> **Your goal**
Pictures aside, write out every record exactly as it appears.

----------

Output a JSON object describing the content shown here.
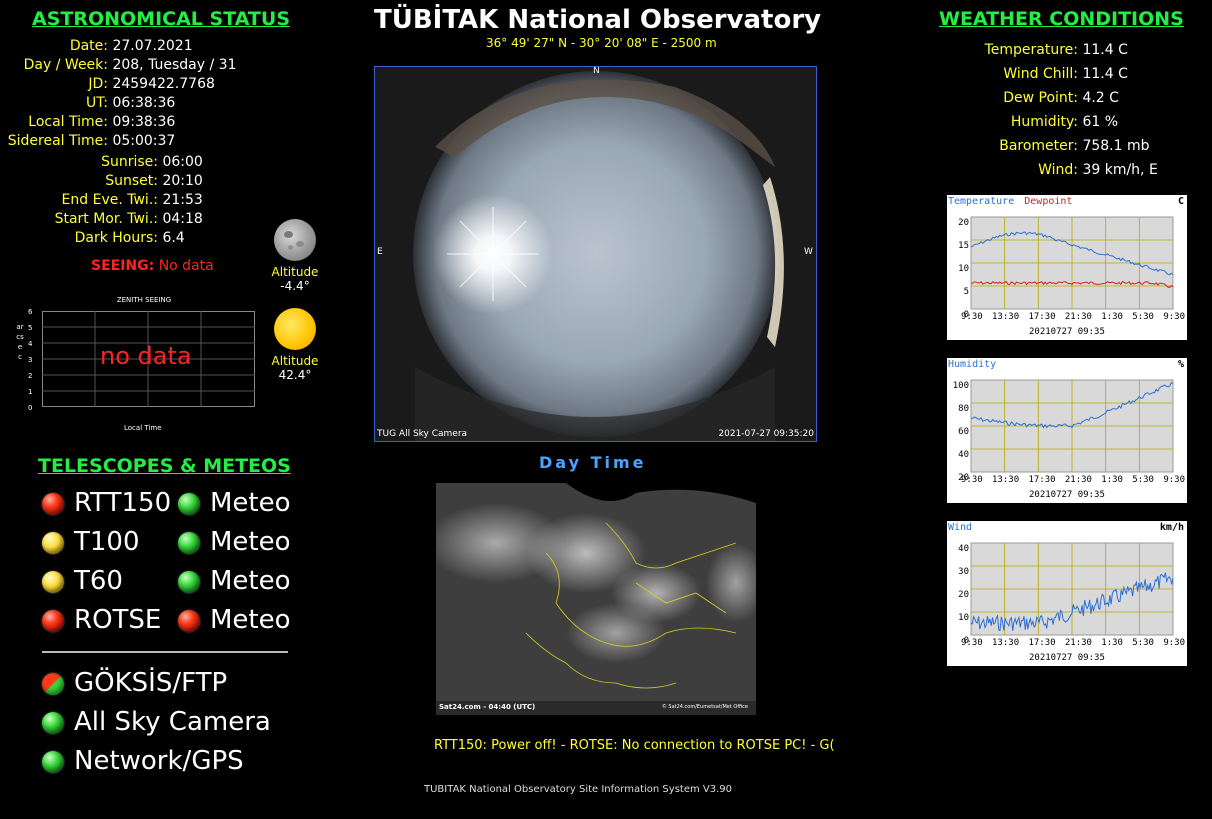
{
  "header": {
    "title": "TÜBİTAK National Observatory",
    "coords": "36° 49' 27\" N - 30° 20' 08\" E - 2500 m"
  },
  "astro": {
    "heading": "ASTRONOMICAL STATUS",
    "date_label": "Date:",
    "date": "27.07.2021",
    "dayweek_label": "Day / Week:",
    "dayweek": "208, Tuesday / 31",
    "jd_label": "JD:",
    "jd": "2459422.7768",
    "ut_label": "UT:",
    "ut": "06:38:36",
    "local_label": "Local Time:",
    "local": "09:38:36",
    "sidereal_label": "Sidereal Time:",
    "sidereal": "05:00:37",
    "sunrise_label": "Sunrise:",
    "sunrise": "06:00",
    "sunset_label": "Sunset:",
    "sunset": "20:10",
    "endtwi_label": "End Eve. Twi.:",
    "endtwi": "21:53",
    "starttwi_label": "Start Mor. Twi.:",
    "starttwi": "04:18",
    "dark_label": "Dark Hours:",
    "dark": "6.4",
    "seeing_label": "SEEING:",
    "seeing": "No data",
    "moon_alt_label": "Altitude",
    "moon_alt": "-4.4°",
    "sun_alt_label": "Altitude",
    "sun_alt": "42.4°"
  },
  "seeing_chart": {
    "title": "ZENITH SEEING",
    "ylabel": "arcsec",
    "xlabel": "Local Time",
    "no_data": "no data",
    "yticks": [
      "6",
      "5",
      "4",
      "3",
      "2",
      "1",
      "0"
    ]
  },
  "telescopes": {
    "heading": "TELESCOPES & METEOS",
    "rows": [
      {
        "name": "RTT150",
        "state": "red",
        "meteo": "Meteo",
        "meteo_state": "grn"
      },
      {
        "name": "T100",
        "state": "yel",
        "meteo": "Meteo",
        "meteo_state": "grn"
      },
      {
        "name": "T60",
        "state": "yel",
        "meteo": "Meteo",
        "meteo_state": "grn"
      },
      {
        "name": "ROTSE",
        "state": "red",
        "meteo": "Meteo",
        "meteo_state": "red"
      }
    ],
    "services": [
      {
        "name": "GÖKSİS/FTP",
        "state": "rg"
      },
      {
        "name": "All Sky Camera",
        "state": "grn"
      },
      {
        "name": "Network/GPS",
        "state": "grn"
      }
    ]
  },
  "allsky": {
    "compass_n": "N",
    "compass_e": "E",
    "compass_w": "W",
    "caption_left": "TUG All Sky Camera",
    "caption_right": "2021-07-27 09:35:20",
    "daytime": "Day Time"
  },
  "satellite": {
    "caption_left": "Sat24.com - 04:40 (UTC)",
    "caption_right": "© Sat24.com/Eumetsat/Met Office"
  },
  "ticker": "RTT150: Power off! - ROTSE: No connection to ROTSE PC! - G(",
  "footer": "TUBITAK National Observatory Site Information System V3.90",
  "weather": {
    "heading": "WEATHER CONDITIONS",
    "temp_label": "Temperature:",
    "temp": "11.4 C",
    "chill_label": "Wind Chill:",
    "chill": "11.4 C",
    "dew_label": "Dew Point:",
    "dew": "4.2 C",
    "hum_label": "Humidity:",
    "hum": "61 %",
    "baro_label": "Barometer:",
    "baro": "758.1 mb",
    "wind_label": "Wind:",
    "wind": "39 km/h, E"
  },
  "plots": {
    "temp": {
      "title1": "Temperature",
      "title2": "Dewpoint",
      "unit": "C",
      "yticks": [
        "20",
        "15",
        "10",
        "5",
        "0"
      ],
      "xticks": [
        "9:30",
        "13:30",
        "17:30",
        "21:30",
        "1:30",
        "5:30",
        "9:30"
      ],
      "stamp": "20210727 09:35"
    },
    "hum": {
      "title1": "Humidity",
      "unit": "%",
      "yticks": [
        "100",
        "80",
        "60",
        "40",
        "20"
      ],
      "xticks": [
        "9:30",
        "13:30",
        "17:30",
        "21:30",
        "1:30",
        "5:30",
        "9:30"
      ],
      "stamp": "20210727 09:35"
    },
    "wind": {
      "title1": "Wind",
      "unit": "km/h",
      "yticks": [
        "40",
        "30",
        "20",
        "10",
        "0"
      ],
      "xticks": [
        "9:30",
        "13:30",
        "17:30",
        "21:30",
        "1:30",
        "5:30",
        "9:30"
      ],
      "stamp": "20210727 09:35"
    }
  },
  "colors": {
    "accent_green": "#22ee44",
    "label_yellow": "#ffff33",
    "alert_red": "#ff2222",
    "sky_blue": "#4aa3ff"
  }
}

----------

> **Result below**
Output a JSON object describing the content shown here.
{
  "header": {
    "title": "TÜBİTAK National Observatory",
    "coords": "36° 49' 27\" N - 30° 20' 08\" E - 2500 m"
  },
  "astro": {
    "heading": "ASTRONOMICAL STATUS",
    "date_label": "Date:",
    "date": "27.07.2021",
    "dayweek_label": "Day / Week:",
    "dayweek": "208, Tuesday / 31",
    "jd_label": "JD:",
    "jd": "2459422.7768",
    "ut_label": "UT:",
    "ut": "06:38:36",
    "local_label": "Local Time:",
    "local": "09:38:36",
    "sidereal_label": "Sidereal Time:",
    "sidereal": "05:00:37",
    "sunrise_label": "Sunrise:",
    "sunrise": "06:00",
    "sunset_label": "Sunset:",
    "sunset": "20:10",
    "endtwi_label": "End Eve. Twi.:",
    "endtwi": "21:53",
    "starttwi_label": "Start Mor. Twi.:",
    "starttwi": "04:18",
    "dark_label": "Dark Hours:",
    "dark": "6.4",
    "seeing_label": "SEEING:",
    "seeing": "No data",
    "moon_alt_label": "Altitude",
    "moon_alt": "-4.4°",
    "sun_alt_label": "Altitude",
    "sun_alt": "42.4°"
  },
  "seeing_chart": {
    "title": "ZENITH SEEING",
    "ylabel": "arcsec",
    "xlabel": "Local Time",
    "no_data": "no data",
    "yticks": [
      "6",
      "5",
      "4",
      "3",
      "2",
      "1",
      "0"
    ]
  },
  "telescopes": {
    "heading": "TELESCOPES & METEOS",
    "rows": [
      {
        "name": "RTT150",
        "state": "red",
        "meteo": "Meteo",
        "meteo_state": "grn"
      },
      {
        "name": "T100",
        "state": "yel",
        "meteo": "Meteo",
        "meteo_state": "grn"
      },
      {
        "name": "T60",
        "state": "yel",
        "meteo": "Meteo",
        "meteo_state": "grn"
      },
      {
        "name": "ROTSE",
        "state": "red",
        "meteo": "Meteo",
        "meteo_state": "red"
      }
    ],
    "services": [
      {
        "name": "GÖKSİS/FTP",
        "state": "rg"
      },
      {
        "name": "All Sky Camera",
        "state": "grn"
      },
      {
        "name": "Network/GPS",
        "state": "grn"
      }
    ]
  },
  "allsky": {
    "compass_n": "N",
    "compass_e": "E",
    "compass_w": "W",
    "caption_left": "TUG All Sky Camera",
    "caption_right": "2021-07-27 09:35:20",
    "daytime": "Day Time"
  },
  "satellite": {
    "caption_left": "Sat24.com - 04:40 (UTC)",
    "caption_right": "© Sat24.com/Eumetsat/Met Office"
  },
  "ticker": "RTT150: Power off! - ROTSE: No connection to ROTSE PC! - G(",
  "footer": "TUBITAK National Observatory Site Information System V3.90",
  "weather": {
    "heading": "WEATHER CONDITIONS",
    "temp_label": "Temperature:",
    "temp": "11.4 C",
    "chill_label": "Wind Chill:",
    "chill": "11.4 C",
    "dew_label": "Dew Point:",
    "dew": "4.2 C",
    "hum_label": "Humidity:",
    "hum": "61 %",
    "baro_label": "Barometer:",
    "baro": "758.1 mb",
    "wind_label": "Wind:",
    "wind": "39 km/h, E"
  },
  "plots": {
    "temp": {
      "title1": "Temperature",
      "title2": "Dewpoint",
      "unit": "C",
      "yticks": [
        "20",
        "15",
        "10",
        "5",
        "0"
      ],
      "xticks": [
        "9:30",
        "13:30",
        "17:30",
        "21:30",
        "1:30",
        "5:30",
        "9:30"
      ],
      "stamp": "20210727 09:35"
    },
    "hum": {
      "title1": "Humidity",
      "unit": "%",
      "yticks": [
        "100",
        "80",
        "60",
        "40",
        "20"
      ],
      "xticks": [
        "9:30",
        "13:30",
        "17:30",
        "21:30",
        "1:30",
        "5:30",
        "9:30"
      ],
      "stamp": "20210727 09:35"
    },
    "wind": {
      "title1": "Wind",
      "unit": "km/h",
      "yticks": [
        "40",
        "30",
        "20",
        "10",
        "0"
      ],
      "xticks": [
        "9:30",
        "13:30",
        "17:30",
        "21:30",
        "1:30",
        "5:30",
        "9:30"
      ],
      "stamp": "20210727 09:35"
    }
  },
  "colors": {
    "accent_green": "#22ee44",
    "label_yellow": "#ffff33",
    "alert_red": "#ff2222",
    "sky_blue": "#4aa3ff"
  }
}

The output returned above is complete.